A man looking at his fridge temperature setting

Q. Why does my fridge temperature still feel warm at 37° F?

A. According to the Department of Agriculture, bacteria growth in food accelerates at around 40° F, "so keeping your fridge temperature set to 37 degrees—and your freezer to zero—is a good idea," says Joseph Pacella, CR's refrigerator test engineer. 

More on Refrigerators

If your refrigerator's temperature reading doesn't match what you're feeling, first try to figure out whether it's just the thermostat readout that has become inaccurate and not a cooling issue per se.

To do that, buy a stand-alone refrigerator thermometer (about $5) to assess the temperature discrepancy. If you find that the interior is warmer than your refrigerator's readout, turn the fridge temperature down a few degrees and wait 24 hours to see whether the internal temp drops. If the refrigerator temperature moves down only slightly, keep making incremental decreases until you hit the desired 37° F mark.

If the refrigerator temperature doesn't budge, try cleaning the compressor coils, because dirty coils can prevent efficient cooling, Pacella says. Check your user manual for the coil location and vacuum them with a soft-bristle brush. If the refrigerator still doesn't get cold, you may need a repair—or a new fridge. The inability to cool can signal a defective or old refrigerator nearing the end of its life.

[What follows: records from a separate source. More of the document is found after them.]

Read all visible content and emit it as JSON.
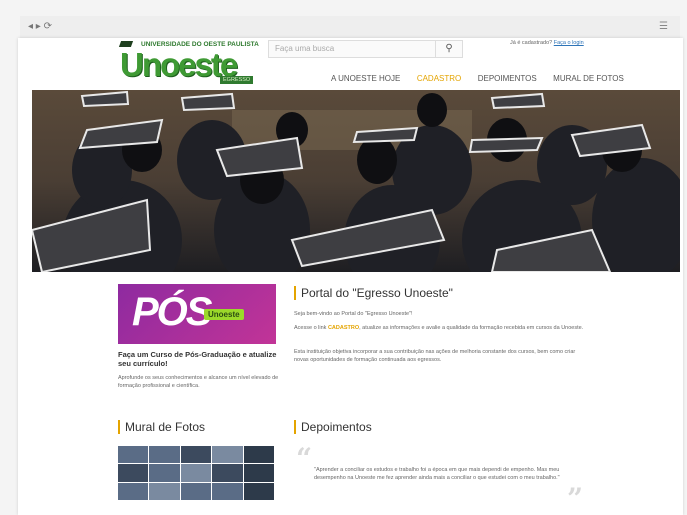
{
  "site": {
    "university_line": "UNIVERSIDADE DO OESTE PAULISTA",
    "brand": "Unoeste",
    "tagline": "EGRESSO"
  },
  "search": {
    "placeholder": "Faça uma busca",
    "button_icon": "search-icon"
  },
  "login": {
    "prompt": "Já é cadastrado?",
    "link": "Faça o login"
  },
  "menu": [
    {
      "label": "A UNOESTE HOJE",
      "active": false
    },
    {
      "label": "CADASTRO",
      "active": true
    },
    {
      "label": "DEPOIMENTOS",
      "active": false
    },
    {
      "label": "MURAL DE FOTOS",
      "active": false
    }
  ],
  "promo": {
    "big": "PÓS",
    "small": "Unoeste",
    "title": "Faça um Curso de Pós-Graduação e atualize seu currículo!",
    "desc": "Aprofunde os seus conhecimentos e alcance um nível elevado de formação profissional e científica."
  },
  "portal": {
    "title": "Portal do \"Egresso Unoeste\"",
    "p1": "Seja bem-vindo ao Portal do \"Egresso Unoeste\"!",
    "p2_a": "Acesse o link ",
    "p2_link": "CADASTRO",
    "p2_b": ", atualize as informações e avalie a qualidade da formação recebida em cursos da Unoeste.",
    "p3": "Esta instituição objetiva incorporar a sua contribuição nas ações de melhoria constante dos cursos, bem como criar novas oportunidades de formação continuada aos egressos."
  },
  "mural": {
    "title": "Mural de Fotos"
  },
  "depoimentos": {
    "title": "Depoimentos",
    "quote": "\"Aprender a conciliar os estudos e trabalho foi a época em que mais dependi de empenho. Mas meu desempenho na Unoeste me fez aprender ainda mais a conciliar o que estudei com o meu trabalho.\""
  },
  "colors": {
    "accent": "#e4a400",
    "brand_green": "#3f9a34",
    "promo_purple": "#8e2aa0"
  }
}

Editors Note: This article also appeared in the July 2018 issue of Consumer Reports magazine.